Honey also undergoes less processing than sugar and contains other elements, such as vitamins, enzymes, and antioxidants. That said, sugar has less calories than honey.
From a nutritional point of view, you should limit your consumption of both sugar and honey as a result of weight gain, tooth decay, and increased risk of illness.
When it comes to storage concerns, honey is a fantastic survival food because it can last forever. As long as you keep it tightly closed in a sealed container, in a dry place, and don’t add any water to it, it won’t become spoiled.
If you’re going to store honey longterm, you should remove it from the original packaging and place it in metal containers, canning jars, or glass jars for ideal storage.
Can you freeze sugar?
While you can freeze sugar provided it’s stored in an airtight container or in food-grade plastic buckets, you probably don’t have to considering that sugar has such a long lifespan. Freezing sugar will also take up space in your freezer that’s better used for other foods.
Does sugar ever go bad?
Technically, granulated sugar can be kept indefinitely. Brown sugar has a lifespan of about 18 months, while confectioners’ sugar lasts for about two years.
Sugar gives you energy, acts as a sweetener for many dishes, and makes your morning coffee taste really good. But how you store it is something you need to know as a survival prepper.

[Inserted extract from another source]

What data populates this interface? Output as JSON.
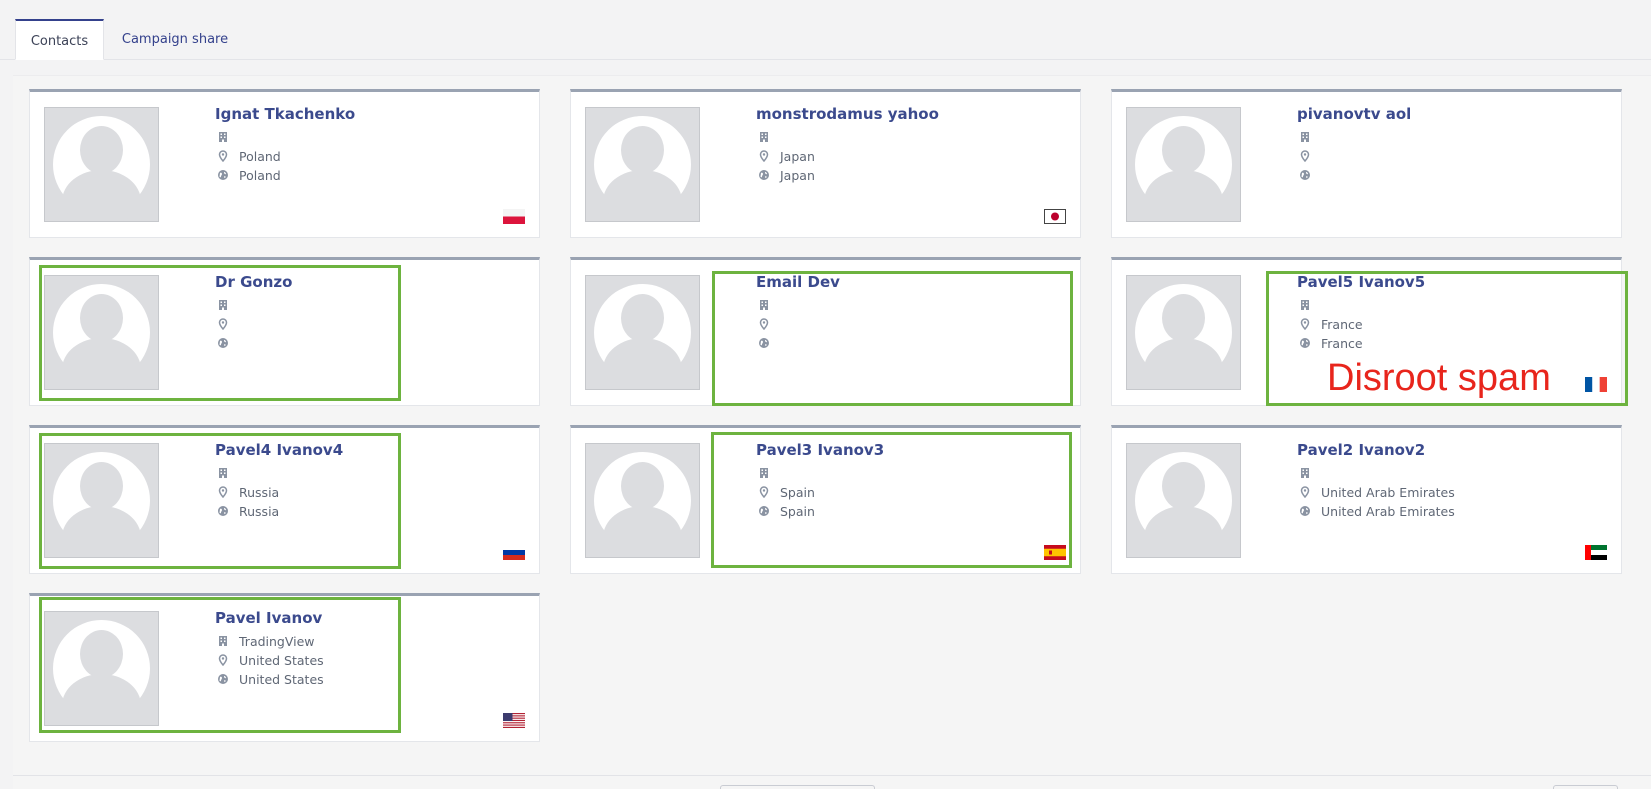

We’ve outlined important tips to bear in mind when storing sugar for the long haul, and have offered you advice on how to deal with lumpy or rock-hard sugar.